Page and application data records
----

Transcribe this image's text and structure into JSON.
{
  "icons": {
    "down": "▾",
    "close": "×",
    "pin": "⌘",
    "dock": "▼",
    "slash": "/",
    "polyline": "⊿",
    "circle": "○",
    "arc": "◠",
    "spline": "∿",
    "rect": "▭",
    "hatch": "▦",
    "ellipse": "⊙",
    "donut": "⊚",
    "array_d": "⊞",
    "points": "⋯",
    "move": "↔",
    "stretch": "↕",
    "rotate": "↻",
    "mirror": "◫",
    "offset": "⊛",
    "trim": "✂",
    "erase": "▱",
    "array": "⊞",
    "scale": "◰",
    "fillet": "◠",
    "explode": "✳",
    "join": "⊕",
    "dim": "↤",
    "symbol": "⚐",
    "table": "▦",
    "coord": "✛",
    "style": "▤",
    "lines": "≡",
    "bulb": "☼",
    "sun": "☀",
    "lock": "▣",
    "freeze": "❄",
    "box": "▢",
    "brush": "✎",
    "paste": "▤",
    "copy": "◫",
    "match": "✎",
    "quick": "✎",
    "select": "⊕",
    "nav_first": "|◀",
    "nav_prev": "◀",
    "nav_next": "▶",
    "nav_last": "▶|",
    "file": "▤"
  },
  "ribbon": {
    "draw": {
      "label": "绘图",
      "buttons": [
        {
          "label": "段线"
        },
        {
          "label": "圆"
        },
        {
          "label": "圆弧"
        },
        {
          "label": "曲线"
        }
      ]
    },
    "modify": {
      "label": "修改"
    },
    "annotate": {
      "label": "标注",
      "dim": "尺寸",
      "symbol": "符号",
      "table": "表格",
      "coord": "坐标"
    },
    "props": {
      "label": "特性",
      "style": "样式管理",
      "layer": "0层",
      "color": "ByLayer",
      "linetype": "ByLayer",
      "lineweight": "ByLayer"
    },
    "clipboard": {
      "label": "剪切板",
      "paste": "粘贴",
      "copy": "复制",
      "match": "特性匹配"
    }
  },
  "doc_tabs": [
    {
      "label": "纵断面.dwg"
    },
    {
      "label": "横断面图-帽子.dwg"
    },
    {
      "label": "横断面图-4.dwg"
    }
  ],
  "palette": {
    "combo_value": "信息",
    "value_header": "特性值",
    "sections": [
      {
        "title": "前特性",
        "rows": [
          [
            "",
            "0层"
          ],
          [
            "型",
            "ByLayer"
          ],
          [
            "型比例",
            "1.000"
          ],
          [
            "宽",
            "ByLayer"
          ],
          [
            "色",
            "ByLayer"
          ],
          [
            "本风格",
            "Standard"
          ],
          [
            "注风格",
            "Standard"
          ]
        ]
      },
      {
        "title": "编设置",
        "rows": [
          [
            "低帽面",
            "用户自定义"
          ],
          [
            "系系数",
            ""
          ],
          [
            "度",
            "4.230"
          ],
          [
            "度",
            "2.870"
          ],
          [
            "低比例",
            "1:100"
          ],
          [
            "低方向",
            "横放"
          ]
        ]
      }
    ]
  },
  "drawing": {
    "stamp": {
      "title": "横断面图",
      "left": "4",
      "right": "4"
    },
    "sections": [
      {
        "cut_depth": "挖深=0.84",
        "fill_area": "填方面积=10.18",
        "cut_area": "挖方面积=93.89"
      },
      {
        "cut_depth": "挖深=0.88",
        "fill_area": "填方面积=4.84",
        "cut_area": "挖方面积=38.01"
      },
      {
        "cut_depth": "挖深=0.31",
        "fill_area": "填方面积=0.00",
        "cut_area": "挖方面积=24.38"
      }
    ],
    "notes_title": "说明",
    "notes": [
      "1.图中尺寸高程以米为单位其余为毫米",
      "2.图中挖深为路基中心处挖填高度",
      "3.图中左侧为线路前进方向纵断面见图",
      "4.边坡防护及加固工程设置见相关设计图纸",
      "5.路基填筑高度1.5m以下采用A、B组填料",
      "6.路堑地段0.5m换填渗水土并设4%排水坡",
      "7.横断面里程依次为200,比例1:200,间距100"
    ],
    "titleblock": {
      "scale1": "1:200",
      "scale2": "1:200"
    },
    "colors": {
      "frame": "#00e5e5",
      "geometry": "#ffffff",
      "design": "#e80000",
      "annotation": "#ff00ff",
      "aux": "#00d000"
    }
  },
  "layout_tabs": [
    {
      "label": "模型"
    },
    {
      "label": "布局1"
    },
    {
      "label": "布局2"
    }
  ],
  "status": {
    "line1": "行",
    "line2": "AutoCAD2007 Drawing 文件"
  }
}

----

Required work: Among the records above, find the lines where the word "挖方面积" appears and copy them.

Solution to this problem:
        "cut_area": "挖方面积=93.89"
        "cut_area": "挖方面积=38.01"
        "cut_area": "挖方面积=24.38"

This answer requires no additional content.